Verhoeven, who revisited the film in 2018, emphasized how Starship Troopers consciously reminded of the iconography of fascism at all levels, from the cast of the blonde and angular Casper Van Dien at the top to well-known names like Matt Damon to the uniforms they wore.
"I decided to make a film about fascists who are not aware of their fascism." Verhoeven said: citing the United States' refusal to restrict firearms and the increasing number of executions in Texas under Governor George W. Bush at the time as aspects of American politics that could easily give way to fascism.
In a recent piece for The New YorkerDavid Roth argues that the film will be particularly effective in 2020 because American institutions have practically failed and fascism is the only way for them to continue.
"For the most Starship TroopersHumanity gets a kick in the ass in every possible facet. A culture that is worshiped and communicated solely through violence – a culture that is very similar to peaceful protests with indiscriminate police brutality, or whose pandemic strategy is to "dominate" an unreasonable virus – repeatedly comes up against its own self-imposed limits. Roth writes. "It is not a realization that anyone in the film can articulate or even seem to process it, but the failure is clear: society has left a single solution to every problem and it does not work."
It is worth noting that it is still easy to misinterpret Starship Troopers if you don't necessarily expect satire.

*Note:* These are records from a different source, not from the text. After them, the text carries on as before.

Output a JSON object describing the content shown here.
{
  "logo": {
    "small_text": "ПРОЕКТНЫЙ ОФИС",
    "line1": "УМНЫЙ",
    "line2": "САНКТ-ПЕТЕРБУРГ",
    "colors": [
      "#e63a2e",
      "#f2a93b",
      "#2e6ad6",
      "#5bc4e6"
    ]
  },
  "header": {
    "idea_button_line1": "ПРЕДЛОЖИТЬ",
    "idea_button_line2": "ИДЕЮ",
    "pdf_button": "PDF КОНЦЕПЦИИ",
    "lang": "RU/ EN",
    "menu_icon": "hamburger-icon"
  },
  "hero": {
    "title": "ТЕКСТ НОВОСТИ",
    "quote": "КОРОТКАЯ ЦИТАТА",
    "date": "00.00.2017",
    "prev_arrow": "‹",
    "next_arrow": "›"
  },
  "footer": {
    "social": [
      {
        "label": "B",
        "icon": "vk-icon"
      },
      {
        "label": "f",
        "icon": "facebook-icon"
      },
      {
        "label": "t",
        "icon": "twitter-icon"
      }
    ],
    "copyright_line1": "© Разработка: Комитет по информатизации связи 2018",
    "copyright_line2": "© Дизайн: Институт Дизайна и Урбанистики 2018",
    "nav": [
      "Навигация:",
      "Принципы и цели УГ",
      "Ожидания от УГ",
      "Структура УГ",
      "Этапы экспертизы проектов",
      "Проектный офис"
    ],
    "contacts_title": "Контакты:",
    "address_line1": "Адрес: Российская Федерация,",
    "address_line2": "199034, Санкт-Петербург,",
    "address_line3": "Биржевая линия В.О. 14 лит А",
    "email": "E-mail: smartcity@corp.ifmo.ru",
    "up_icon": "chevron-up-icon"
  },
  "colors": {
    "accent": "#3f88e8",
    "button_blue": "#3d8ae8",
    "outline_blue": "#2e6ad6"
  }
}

There is nothing comparable between the fascist UCF and the bugs – extraterrestrials that are shaped like things that we already detest, that don't speak or seem to want anything other than being left alone. It's full of long, cheesy action, characters that don't seem to think of much and very little growth.
At this level, it's a pointless blockbuster that's easy to ignore, which is exactly the problem. It was easy to ignore the very obvious evils of our society. The 2020 atrocities are not anomalies or acts of God; They are the logical conclusion from decades of careful work by some and neglect of others. The rotting is slow, like the online propaganda videos that Starship Troopers used for exposure, all of which end with a link asking, "Would you like to know more?" It's a shadow of the way algorithms would serve as accelerators for radicalization almost a decade before YouTube.
Starship Troopers claims that the spectacle is the point. His last act, a last, desperate attempt to remove a Bug fortress, is extremely boring and pointless, violence is made secular. It plays it directly, with no clever side effects for the audience, no character through which the experience can be channeled, no one who asks the viewer why he has the urge to consider this violence sensible in order to have the audacity To believe that violence would do so would have meaning. I am here to see the fireworks and rarely is the blockbuster trying to force me to question that.
Would people care about it at all? If we gave the Avengers a S.S.paint, wouldn't people love them less? We're no longer just cheering the "good guys" with guns, but cheering those with literal superpowers, and they have conquered the world.